Start of The data

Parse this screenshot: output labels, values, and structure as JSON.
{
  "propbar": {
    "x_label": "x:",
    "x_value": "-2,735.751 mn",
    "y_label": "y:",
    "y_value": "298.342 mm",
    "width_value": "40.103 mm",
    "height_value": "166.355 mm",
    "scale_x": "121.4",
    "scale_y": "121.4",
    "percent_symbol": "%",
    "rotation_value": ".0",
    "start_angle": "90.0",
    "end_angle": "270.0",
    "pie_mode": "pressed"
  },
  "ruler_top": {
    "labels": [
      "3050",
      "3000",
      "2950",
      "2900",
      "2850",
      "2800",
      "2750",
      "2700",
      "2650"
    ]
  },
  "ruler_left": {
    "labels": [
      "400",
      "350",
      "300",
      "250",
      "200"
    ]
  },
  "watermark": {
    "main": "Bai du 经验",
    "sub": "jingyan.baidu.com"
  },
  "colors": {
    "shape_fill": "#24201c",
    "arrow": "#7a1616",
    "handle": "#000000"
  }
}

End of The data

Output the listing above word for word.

Parse this screenshot: output labels, values, and structure as JSON.
{
  "propbar": {
    "x_label": "x:",
    "x_value": "-2,735.751 mn",
    "y_label": "y:",
    "y_value": "298.342 mm",
    "width_value": "40.103 mm",
    "height_value": "166.355 mm",
    "scale_x": "121.4",
    "scale_y": "121.4",
    "percent_symbol": "%",
    "rotation_value": ".0",
    "start_angle": "90.0",
    "end_angle": "270.0",
    "pie_mode": "pressed"
  },
  "ruler_top": {
    "labels": [
      "3050",
      "3000",
      "2950",
      "2900",
      "2850",
      "2800",
      "2750",
      "2700",
      "2650"
    ]
  },
  "ruler_left": {
    "labels": [
      "400",
      "350",
      "300",
      "250",
      "200"
    ]
  },
  "watermark": {
    "main": "Bai du 经验",
    "sub": "jingyan.baidu.com"
  },
  "colors": {
    "shape_fill": "#24201c",
    "arrow": "#7a1616",
    "handle": "#000000"
  }
}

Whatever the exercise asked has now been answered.